These observations are simply a report of what other well-informed and highly motivated investment professionals are apparently thinking now in comparison to what they have thought daily through the past month. This report is not intended to advocate any long-term value posture, it merely states how thinking is developing among influential players in the stock.
This chart plots the forecast price ranges implied by their hedging actions as the vertical bars, with the end of day market quotes as the heavy dots within the bars.
click images to enlarge
The forecast ranges have tended to move in sympathy with the market quotes, keeping a rough balance of about twice as much upside prospect as potential drawdown exposure. This reflects FB's newness to organized markets.
More seasoned stocks, as illustrated by Apple (AAPL) in our earlier article Behavioral Analysis of Coming Facebook Prices, tend to see price range expectations move more slowly than market quotes, so the upside and downside prospects change in time.
These imbalances between potential risk and reward are often useful indications of future near-term price trends. But for FB, there is not enough evidence yet to justify any meaningful comments.

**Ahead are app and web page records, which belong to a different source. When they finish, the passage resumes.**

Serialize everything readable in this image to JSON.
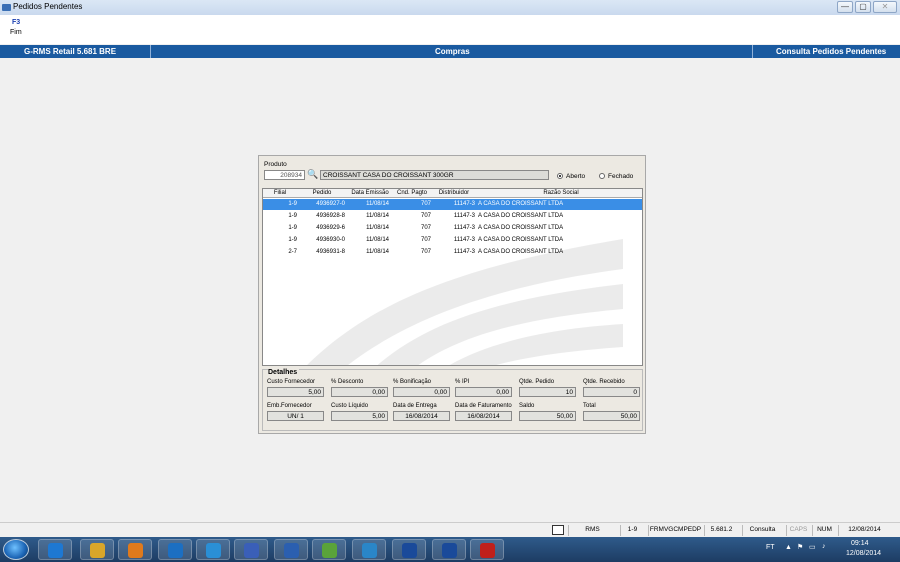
{
  "window": {
    "title": "Pedidos Pendentes",
    "minimize": "—",
    "maximize": "▢",
    "close": "✕"
  },
  "menu": {
    "key": "F3",
    "label": "Fim"
  },
  "header": {
    "app": "G-RMS Retail 5.681 BRE",
    "module": "Compras",
    "screen": "Consulta Pedidos Pendentes"
  },
  "product": {
    "label": "Produto",
    "code": "208934",
    "description": "CROISSANT CASA DO CROISSANT 300GR"
  },
  "status_filter": {
    "open_label": "Aberto",
    "closed_label": "Fechado",
    "selected": "Aberto"
  },
  "table": {
    "columns": [
      "Filial",
      "Pedido",
      "Data Emissão",
      "Cnd. Pagto",
      "Distribuidor",
      "Razão Social"
    ],
    "rows": [
      [
        "1-9",
        "4936927-0",
        "11/08/14",
        "707",
        "11147-3",
        "A CASA DO CROISSANT LTDA"
      ],
      [
        "1-9",
        "4936928-8",
        "11/08/14",
        "707",
        "11147-3",
        "A CASA DO CROISSANT LTDA"
      ],
      [
        "1-9",
        "4936929-6",
        "11/08/14",
        "707",
        "11147-3",
        "A CASA DO CROISSANT LTDA"
      ],
      [
        "1-9",
        "4936930-0",
        "11/08/14",
        "707",
        "11147-3",
        "A CASA DO CROISSANT LTDA"
      ],
      [
        "2-7",
        "4936931-8",
        "11/08/14",
        "707",
        "11147-3",
        "A CASA DO CROISSANT LTDA"
      ]
    ],
    "selected_row": 0
  },
  "details": {
    "title": "Detalhes",
    "fields": [
      {
        "label": "Custo Fornecedor",
        "value": "5,00"
      },
      {
        "label": "% Desconto",
        "value": "0,00"
      },
      {
        "label": "% Bonificação",
        "value": "0,00"
      },
      {
        "label": "% IPI",
        "value": "0,00"
      },
      {
        "label": "Qtde. Pedido",
        "value": "10"
      },
      {
        "label": "Qtde. Recebido",
        "value": "0"
      },
      {
        "label": "Emb.Fornecedor",
        "value": "UN/ 1"
      },
      {
        "label": "Custo Líquido",
        "value": "5,00"
      },
      {
        "label": "Data de Entrega",
        "value": "16/08/2014"
      },
      {
        "label": "Data de Faturamento",
        "value": "16/08/2014"
      },
      {
        "label": "Saldo",
        "value": "50,00"
      },
      {
        "label": "Total",
        "value": "50,00"
      }
    ]
  },
  "statusbar": {
    "cells": [
      "RMS",
      "1-9",
      "FRMVGCMPEDP",
      "5.681.2",
      "Consulta",
      "CAPS",
      "NUM",
      "12/08/2014"
    ]
  },
  "taskbar": {
    "apps": [
      "IE",
      "Explorer",
      "Media",
      "Outlook",
      "Lync",
      "Link",
      "Word",
      "Add",
      "Skype",
      "RMS",
      "RMS",
      "PDF"
    ],
    "tray": {
      "lang": "FT",
      "time": "09:14",
      "date": "12/08/2014"
    }
  },
  "colors": {
    "header_blue": "#1a5aa0",
    "selection": "#3a8ee6"
  }
}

The measure we use to track such imbalances is the Range Index, which in percentage terms, tells what proportion of the forecast range lies between the bottom of the range and the current market quote.
As of end of day Thursday, 6/28/12, the price of $31.36 was 31% above the range of $27.80 to $37.02. Those prices are contained in a small table in the upper right corner of the chart above.
The resulting Range Index of 31 happens to be the lowest seen to date in the 23 days of history available for FB. The highest was 40, on 6/18/12, when coincidentally, the price was almost identical to today's at $31.41. But so far, these differences have yet to provide any useful meaning.
Perhaps more interesting (but maybe not terribly significant) is that the forecast ranges have stopped trending upward and are easing back down a bit. FB's price has continued to remain slightly lower today (off 7/10 of a percent as of this writing) in a market atmosphere where the Nasdaq 100 index (NDX) is up 2 1/2 percent.
Technical analysts (and I am not one) like to look at history and infer "resistance points" from similar behaviors. The big difference in what we offer is that each day's analysis we provide is an examination of the actions of market participants in anticipation of what they believe may be coming next.
In short, it is a look forward, not a look backward in time. If there is any usefulness in contemplating the trends, historically, of these forward-looking price ranges, then they may sense a dulling of recent optimism for FB. We merely observe that the upward trend, for the present, has been interrupted.
To put Facebook's present expectations in perspective, we offer the same current appraisals for other Internet-centric stocks, in terms of their price upside to downside prospects, as seen by market-makers through their hedging actions. FB is at point .